Last week, when I suggested that history showed that pitchers with low HR/FB rates, even over long stretches of time, weren’t able to sustain those marks going forward, one of the more popular responses was that Cain is simply unique. There are theories about his fastball movement, his location, or simply a decision on his part to trade fewer home runs for more walks by not leaving pitches over the heart of the plate, even in hitter’s counts. The more I look into this, though, the less it seems likely that Cain’s low HR/FB rate is something unique to him, and more likely that it’s something unique to the organization for which he plays.
Since 2002, Cain does have the lowest HR/FB ratio of any starting pitcher with at least 500 innings pitched in the big leagues. Fourth on that list? Tim Lincecum. Ninth? Jason Schmidt. 17th? Noah Lowry. 22nd? Barry Zito. Russ Ortiz is 37th and Kirk Rueter is 39th, which means that seven of the top 39 pitchers on the list have thrown a significant amount of innings during that time frame for San Francisco.
If we lowered the bar for innings pitched, we’d find even more examples of Giants’ pitchers limiting their home runs on fly balls while pitching for San Franccisco:
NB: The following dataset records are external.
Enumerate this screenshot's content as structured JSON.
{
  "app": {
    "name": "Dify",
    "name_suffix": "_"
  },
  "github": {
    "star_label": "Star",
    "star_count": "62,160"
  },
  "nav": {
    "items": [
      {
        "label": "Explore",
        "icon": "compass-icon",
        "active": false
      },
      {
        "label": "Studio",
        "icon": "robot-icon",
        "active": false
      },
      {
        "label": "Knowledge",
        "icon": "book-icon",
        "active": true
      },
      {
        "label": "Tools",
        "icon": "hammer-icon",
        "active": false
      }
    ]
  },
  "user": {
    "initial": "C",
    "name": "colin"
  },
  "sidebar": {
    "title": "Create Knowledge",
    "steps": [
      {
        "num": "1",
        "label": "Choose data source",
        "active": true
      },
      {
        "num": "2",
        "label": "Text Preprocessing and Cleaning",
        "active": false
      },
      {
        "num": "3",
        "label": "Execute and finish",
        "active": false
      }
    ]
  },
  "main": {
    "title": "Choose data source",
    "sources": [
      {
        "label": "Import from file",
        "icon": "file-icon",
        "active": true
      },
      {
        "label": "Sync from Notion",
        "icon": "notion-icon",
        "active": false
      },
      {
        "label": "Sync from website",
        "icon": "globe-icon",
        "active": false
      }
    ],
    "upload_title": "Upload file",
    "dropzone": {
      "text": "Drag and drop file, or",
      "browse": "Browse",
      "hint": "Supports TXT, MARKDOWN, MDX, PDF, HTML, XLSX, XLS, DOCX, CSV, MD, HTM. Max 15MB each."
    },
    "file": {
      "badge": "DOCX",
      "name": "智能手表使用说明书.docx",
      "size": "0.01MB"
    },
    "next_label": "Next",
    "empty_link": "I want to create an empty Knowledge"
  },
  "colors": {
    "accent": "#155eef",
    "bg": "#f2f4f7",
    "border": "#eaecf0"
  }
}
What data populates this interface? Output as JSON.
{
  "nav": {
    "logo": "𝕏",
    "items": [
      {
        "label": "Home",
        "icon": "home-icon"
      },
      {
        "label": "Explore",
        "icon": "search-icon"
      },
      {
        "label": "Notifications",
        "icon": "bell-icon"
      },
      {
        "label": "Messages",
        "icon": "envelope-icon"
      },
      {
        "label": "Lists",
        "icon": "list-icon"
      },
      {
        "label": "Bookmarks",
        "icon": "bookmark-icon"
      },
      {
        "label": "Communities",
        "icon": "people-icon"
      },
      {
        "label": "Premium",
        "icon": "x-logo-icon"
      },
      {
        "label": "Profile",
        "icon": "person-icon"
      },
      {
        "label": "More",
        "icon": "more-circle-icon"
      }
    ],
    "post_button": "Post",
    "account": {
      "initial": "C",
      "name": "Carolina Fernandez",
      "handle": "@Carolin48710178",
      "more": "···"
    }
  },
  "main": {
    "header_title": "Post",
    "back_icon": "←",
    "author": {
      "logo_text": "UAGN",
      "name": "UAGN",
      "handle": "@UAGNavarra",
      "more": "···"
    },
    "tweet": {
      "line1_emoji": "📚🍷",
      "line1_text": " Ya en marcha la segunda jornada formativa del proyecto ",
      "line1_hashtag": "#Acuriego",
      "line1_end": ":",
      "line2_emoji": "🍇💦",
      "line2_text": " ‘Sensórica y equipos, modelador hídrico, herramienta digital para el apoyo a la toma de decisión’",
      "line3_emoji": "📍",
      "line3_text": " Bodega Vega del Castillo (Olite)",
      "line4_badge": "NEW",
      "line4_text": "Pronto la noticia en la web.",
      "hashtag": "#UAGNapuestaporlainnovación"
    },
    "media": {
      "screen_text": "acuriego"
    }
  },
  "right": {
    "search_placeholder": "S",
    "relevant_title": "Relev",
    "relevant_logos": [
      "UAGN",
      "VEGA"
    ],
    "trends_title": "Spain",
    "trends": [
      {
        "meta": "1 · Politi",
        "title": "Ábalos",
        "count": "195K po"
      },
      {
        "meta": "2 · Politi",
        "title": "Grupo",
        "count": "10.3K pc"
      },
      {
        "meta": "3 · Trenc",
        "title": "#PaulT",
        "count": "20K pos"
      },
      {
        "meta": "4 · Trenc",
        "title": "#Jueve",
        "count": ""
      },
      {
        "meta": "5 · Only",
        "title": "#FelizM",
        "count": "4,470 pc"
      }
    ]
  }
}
You’ll notice that all four of those guys are right-handed pitchers, and as such, they should get a similar benefit from AT&T Park’s dimensions to Cain. Toss in Schmidt, Lincecum, and Ortiz, and even without Cain, the Giants have had a long track record of right-handed pitchers posting low HR/FB rates, even ones of dubious quality otherwise.
Upon noticing this, my first assumption was that we’re just underestimating the park factor in San Francisco. We know it’s one of the toughest places for left-handed batters to hit a home run, but with so many mediocre RHPs posting low HR/FB rates for San Francisco, I figured we’d see a pretty dramatic home/road split, which would explain a good chunk of the numbers. But we don’t see that.
The Giants have used 23 right-handed starting pitchers in both home and road games since 2002 (a few only started games either in SF or away from the bay area), and collectively, that group has thrown nearly 5,800 innings. Their HR/FB rate is lower at home (8.0%), but their road number (9.1%) would still be among the lowest in the league. The park certainly is a factor, but given that the Giants have coaxed nearly 3,000 innings of low HR/FB rates from their right-handed starting pitchers on the road over the last nine years, it becomes tough to argue that a park factor is the only thing going on here.
So now, I’m left wondering if there’s an organizational factor that might be in play. Perhaps Dave Righetti is teaching pitchers on the Giants staff to pitch in such a way that limits his staff’s home run rate? This is certainly a possibility, but with most pitching coach influences, the changes they make are transferable. Joel Pineiro didn’t stop being a ground ball pitcher once leaving Dave Duncan‘s tutelage in St. Louis for instance, but guys like Tomko, Ortiz and Hernandez weren’t able to repeat their home run limiting success elsewhere.
It’s unfortunate that Jason Schmidt blew out his arm before he could have a significant career in Los Angeles, as he would have served as an interesting test case for this issue. He was Matt Cain before Cain came along, with the same approach and similar results. His performance outside of Righetti’s influence and AT&T Park might have given us some additional clarity about how these effects carry over once a pitcher leaves.
What does seem clear, though, is that the Giants – not Cain specifically – are the outlier here. Since 2002, their team HR/FB rate is 8.6% against a league average of 10.4%, putting them over two standard deviations from the mean. Park factors bring them back to the edge of being an explainable phenomenon just through random chance, but it’s interesting to note that there’s no extreme outlier on the other side, as the Reds have given up the highest team HR/FB rate since 2002, but after applying a park factor, they’re well under the two standard deviation expectation.
It’s an issue that still requires more research, but I think the evidence should encourage us to study the Giants as a team more than Cain as the great exception to the rules.